In the fast learning method, equations are used to determine what needs to be learned. Those equations are then used to reflect larger information values that can be disseminated from the information that was retained.
Let’s say an individual is learning how to use a dishwasher for the first time.
In the slow learning method, the individual would need to watch someone load the dishwasher with dirty dishes because they had no experience with it before. They would learn where to place dishes based on how someone teaches them to place it. Then they would need to be shown where the detergent would need to go, how to close the dishwasher door, and the final wash setting that is appropriate for that load.

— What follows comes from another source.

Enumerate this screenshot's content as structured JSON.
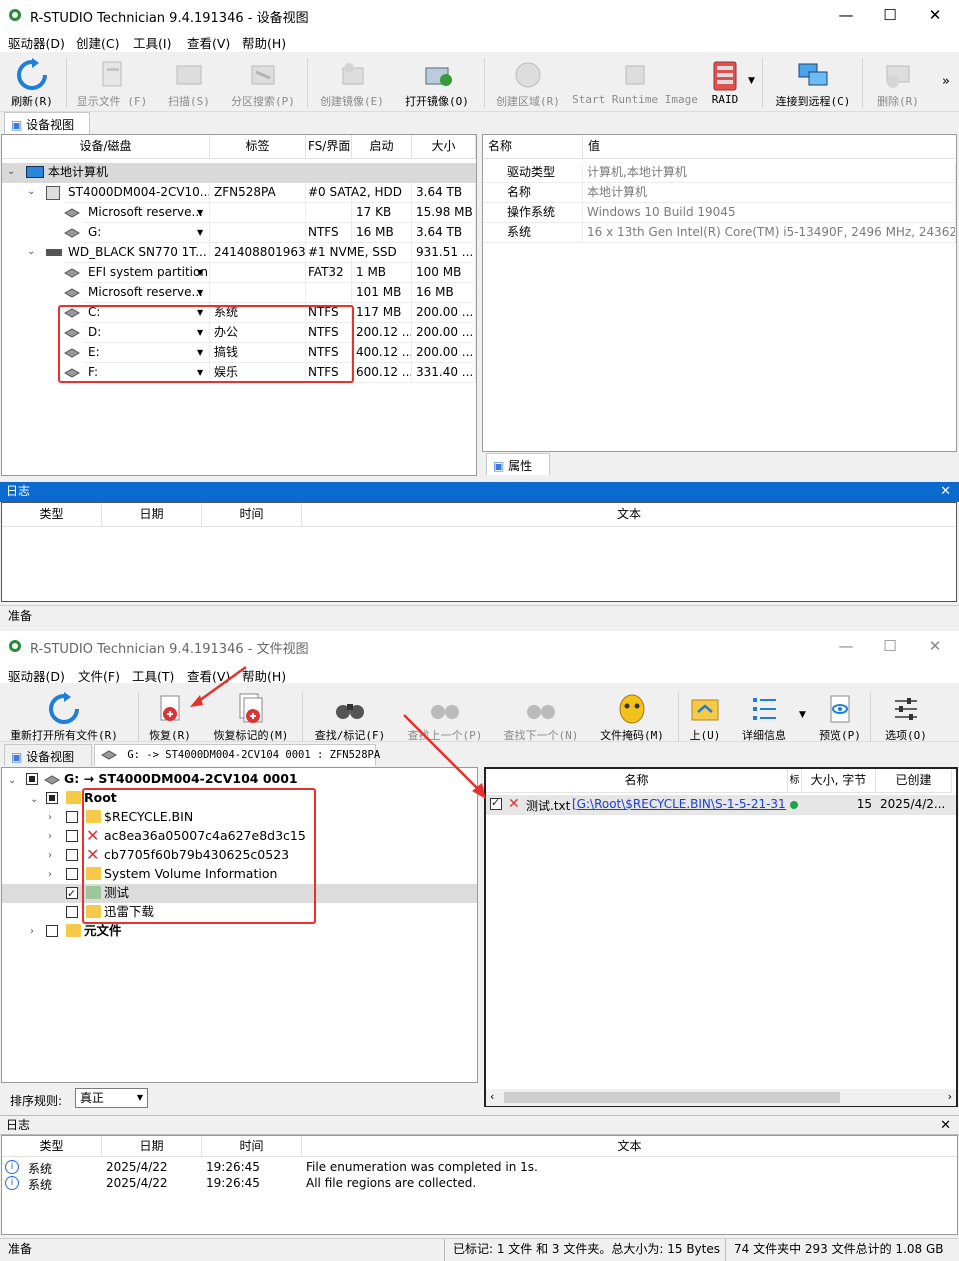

In the fast learning method, an individual would use their past experiences to create equations that would help them figure out how to use the dishwasher. They might recognize that the two dishwasher trays look similar to dish drying racks, so it would be logical to place dirty dishes into it. They would recognize the need for soap from hand-washing dishes in the past, so would look for a detergent receptacle. Then, because they’ve used appliances in the past, they would infer that there was an on switch or knob to find, locate it, and use to engage the unit.
Slow learning is a better option for learning in continuous time environments for skill retention. Information that is learned over time with direct data makes it easier to recall that data when it needs to be used in the future.
Fast learning is efficient for when a variety of tasks needs to be completed quickly. It helps individuals get the job done while gaining experience, but makes it difficult to recall specific task aspects if asked.
For example: in the slow method, a person learning how to use the dishwasher could potentially recall the type of detergent used, the wash setting that was appropriate, and how long a complete washing cycle would take. In the fast method, only the basics of loading the dishwasher have the potential to be retained.
How Data Is Gathered in ART
Data is gathered through an environmental awareness of all 5 senses. Many ART descriptions use the process of how the human eye gathers information from a visual input and transmits it from the retina to the visual cortex, but sounds, smells, touch, and taste all transmit data to the brain as well.
Once that data is collected and transmitted, patterns and engrams are produced that recall the input. The brain can then compare the expectation of future events to the input pattern being received at that moment.
Using the dishwasher example, the individual might grab regular dish soap to put into the dishwasher after learning how to put detergent into the appliance. The brain compares the previous input to the current one, recognizes the discrepancy, and then understands that the dish soap is the wrong item to grab.
By understanding how we learn new information and retain it, we can gain new insights into how the brain works and maximize our learning potential. That is what is significant about the adaptive resonance theory.